Given Google’s history of privacy violations, it’s no surprise that Google’s rollout of Chromebooks again violated children’s data privacy. Initially, Google resisted complying with the federal Family Educational Rights and Privacy Act (FERPA), providing links to its security policies, which FERPA rejected.
In 2015, the Electronic Frontier Foundation (EFF) filed an FTC complaint
because Chromebook default settings initially allowed Google to collect user data including “Web browsing histories, search-engine results, YouTube viewing habits and saved passwords.”
Harry Brignull, a user experience specialist, coined the term “dark pattern” to describe a “user interface that has been carefully crafted to trick users into doing things, such as buying insurance with their purchase or signing up for recurring bills.”
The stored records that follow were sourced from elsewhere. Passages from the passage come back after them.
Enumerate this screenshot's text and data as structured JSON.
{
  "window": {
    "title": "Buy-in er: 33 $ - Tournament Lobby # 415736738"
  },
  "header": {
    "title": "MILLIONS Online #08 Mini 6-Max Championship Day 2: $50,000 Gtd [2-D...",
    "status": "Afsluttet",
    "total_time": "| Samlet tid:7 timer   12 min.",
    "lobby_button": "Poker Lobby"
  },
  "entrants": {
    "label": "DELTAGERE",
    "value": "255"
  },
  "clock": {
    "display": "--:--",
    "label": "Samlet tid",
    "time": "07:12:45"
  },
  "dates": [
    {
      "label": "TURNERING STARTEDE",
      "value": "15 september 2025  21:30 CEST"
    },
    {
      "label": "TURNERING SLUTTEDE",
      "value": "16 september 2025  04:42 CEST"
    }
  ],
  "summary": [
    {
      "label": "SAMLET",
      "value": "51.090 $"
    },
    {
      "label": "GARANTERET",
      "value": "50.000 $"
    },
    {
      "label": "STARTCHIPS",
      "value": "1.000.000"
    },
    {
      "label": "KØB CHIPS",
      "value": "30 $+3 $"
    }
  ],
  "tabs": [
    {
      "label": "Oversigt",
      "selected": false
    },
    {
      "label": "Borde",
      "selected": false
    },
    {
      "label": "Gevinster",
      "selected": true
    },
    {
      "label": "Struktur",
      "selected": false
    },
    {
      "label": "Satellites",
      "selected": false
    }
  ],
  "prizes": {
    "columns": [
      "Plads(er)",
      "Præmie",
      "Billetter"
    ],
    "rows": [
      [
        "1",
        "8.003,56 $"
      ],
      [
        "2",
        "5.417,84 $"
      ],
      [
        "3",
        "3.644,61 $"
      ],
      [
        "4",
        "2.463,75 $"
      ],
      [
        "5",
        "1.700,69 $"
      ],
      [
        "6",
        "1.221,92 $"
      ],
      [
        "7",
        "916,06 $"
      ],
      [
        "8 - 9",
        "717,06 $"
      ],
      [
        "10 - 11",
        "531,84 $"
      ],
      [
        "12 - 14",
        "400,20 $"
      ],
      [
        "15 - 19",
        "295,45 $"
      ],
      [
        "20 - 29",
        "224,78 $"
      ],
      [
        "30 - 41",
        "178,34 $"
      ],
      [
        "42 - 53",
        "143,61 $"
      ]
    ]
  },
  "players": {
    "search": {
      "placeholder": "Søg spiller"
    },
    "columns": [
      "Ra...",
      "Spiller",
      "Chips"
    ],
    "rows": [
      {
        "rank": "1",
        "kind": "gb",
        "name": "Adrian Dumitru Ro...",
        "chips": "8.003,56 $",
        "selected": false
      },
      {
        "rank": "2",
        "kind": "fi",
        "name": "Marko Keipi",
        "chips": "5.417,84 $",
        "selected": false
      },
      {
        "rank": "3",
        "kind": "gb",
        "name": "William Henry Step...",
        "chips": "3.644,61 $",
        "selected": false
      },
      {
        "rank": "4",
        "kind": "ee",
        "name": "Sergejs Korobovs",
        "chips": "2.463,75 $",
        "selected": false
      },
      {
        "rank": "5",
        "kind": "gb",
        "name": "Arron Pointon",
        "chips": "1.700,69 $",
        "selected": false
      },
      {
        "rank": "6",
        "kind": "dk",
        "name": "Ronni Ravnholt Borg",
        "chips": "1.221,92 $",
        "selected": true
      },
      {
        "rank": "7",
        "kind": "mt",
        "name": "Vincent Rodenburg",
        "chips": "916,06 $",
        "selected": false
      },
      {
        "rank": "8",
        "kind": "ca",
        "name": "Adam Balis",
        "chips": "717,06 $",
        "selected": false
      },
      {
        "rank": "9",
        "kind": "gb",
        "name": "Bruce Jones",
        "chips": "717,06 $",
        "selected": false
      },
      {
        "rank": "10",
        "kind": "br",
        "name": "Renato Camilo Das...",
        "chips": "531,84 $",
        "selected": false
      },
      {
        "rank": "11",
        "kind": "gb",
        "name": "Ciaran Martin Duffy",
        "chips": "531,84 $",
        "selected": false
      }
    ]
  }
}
Gmail accounts for children remain a standard practice in schools today. Standard practice continues to be that children are enrolled by schools en masse into Gmail accounts, often without parental consent, using their full names, and “into other services that collect data without any notification.” This data collection is presented as benign, optimizing your child’s experience, enriching education, democratizing access to 21st century online resources.
Updating the laws
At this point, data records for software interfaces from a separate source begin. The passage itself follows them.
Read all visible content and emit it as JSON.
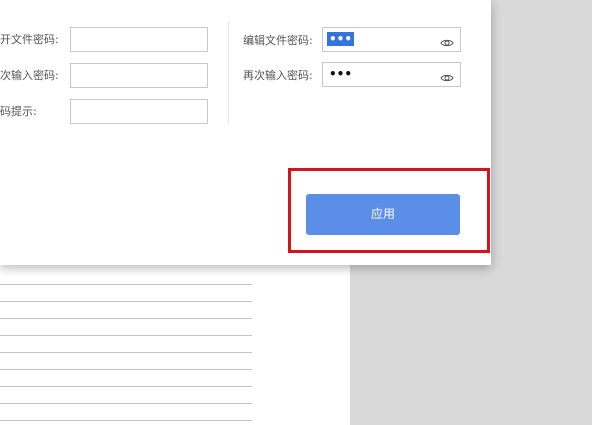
{
  "left_fields": {
    "open_password_label": "开文件密码:",
    "confirm_password_label": "次输入密码:",
    "hint_label": "码提示:",
    "open_password_value": "",
    "confirm_password_value": "",
    "hint_value": ""
  },
  "right_fields": {
    "edit_password_label": "编辑文件密码:",
    "edit_password_value": "•••",
    "confirm_password_label": "再次输入密码:",
    "confirm_password_value": "•••",
    "show_password_icon": "eye-icon"
  },
  "apply_button": {
    "label": "应用"
  },
  "colors": {
    "accent": "#5b8ee6",
    "highlight": "#d6121b",
    "selection": "#3574e0"
  }
}
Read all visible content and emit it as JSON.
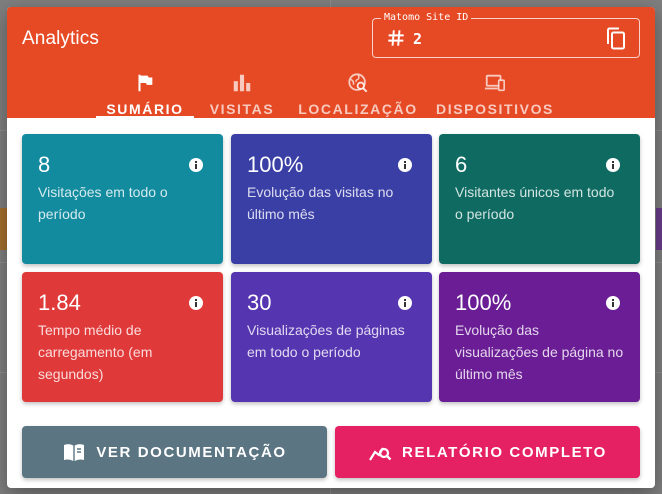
{
  "header": {
    "title": "Analytics",
    "site_id_label": "Matomo Site ID",
    "site_id_value": "2",
    "color": "#e64a25"
  },
  "tabs": [
    {
      "label": "SUMÁRIO",
      "icon": "flag-icon",
      "active": true
    },
    {
      "label": "VISITAS",
      "icon": "bar-chart-icon",
      "active": false
    },
    {
      "label": "LOCALIZAÇÃO",
      "icon": "globe-search-icon",
      "active": false
    },
    {
      "label": "DISPOSITIVOS",
      "icon": "devices-icon",
      "active": false
    }
  ],
  "cards": [
    {
      "value": "8",
      "desc": "Visitações em todo o período",
      "color": "#138b9e"
    },
    {
      "value": "100%",
      "desc": "Evolução das visitas no último mês",
      "color": "#3a3fa6"
    },
    {
      "value": "6",
      "desc": "Visitantes únicos em todo o período",
      "color": "#0f6b62"
    },
    {
      "value": "1.84",
      "desc": "Tempo médio de carregamento (em segundos)",
      "color": "#e03939"
    },
    {
      "value": "30",
      "desc": "Visualizações de páginas em todo o período",
      "color": "#5635b0"
    },
    {
      "value": "100%",
      "desc": "Evolução das visualizações de página no último mês",
      "color": "#6a1d95"
    }
  ],
  "buttons": {
    "docs": {
      "label": "VER DOCUMENTAÇÃO",
      "icon": "book-icon",
      "color": "#5b7583"
    },
    "report": {
      "label": "RELATÓRIO COMPLETO",
      "icon": "chart-search-icon",
      "color": "#e52063"
    }
  }
}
What Google has done is to create a dynamic, adaptive system of data collection that has already colonized our children’s futures, given what we now know of how ad targeting can manipulate behavior. We have no way of knowing how this depth of data collection may be used in years to come.
In March 2019, U.S. senators Ed Markey and Josh Hawley introduced a bipartisan bill to update COPPA, banning targeting ads to children, extending privacy protections to 13- to 15-year-olds so data cannot be collected without user permission and an “eraser button” that would allow parents and kids to delete personal information.
This proposed update to COPPA is crucial legislation that Canadians should be studying – in addition to the European Union’s General Data Protection Regulation – as again, there are multiple documented instances of Alphabet’s subsidiaries failing to protect children’s privacy.
This legislation, if passed, would have enormous impact on the revenue of the digital ad market for Google and Facebook, as digital ad revenue in the U.S. totaled $107 billion in 2018 We should anticipate sustained resistance from Alphabet’s subsidiary companies and the other major platforms.
A focus on how we can ensure the consistent protection of the data privacy of children and youth must be central to our discussions of technology globally and to Justin Trudeau’s proposed Digital Charter nationally in Canada.
This article is republished from The Conversation by Siobhan O’Flynn, Lecturer, University of Toronto under a Creative Commons license. Read the original article.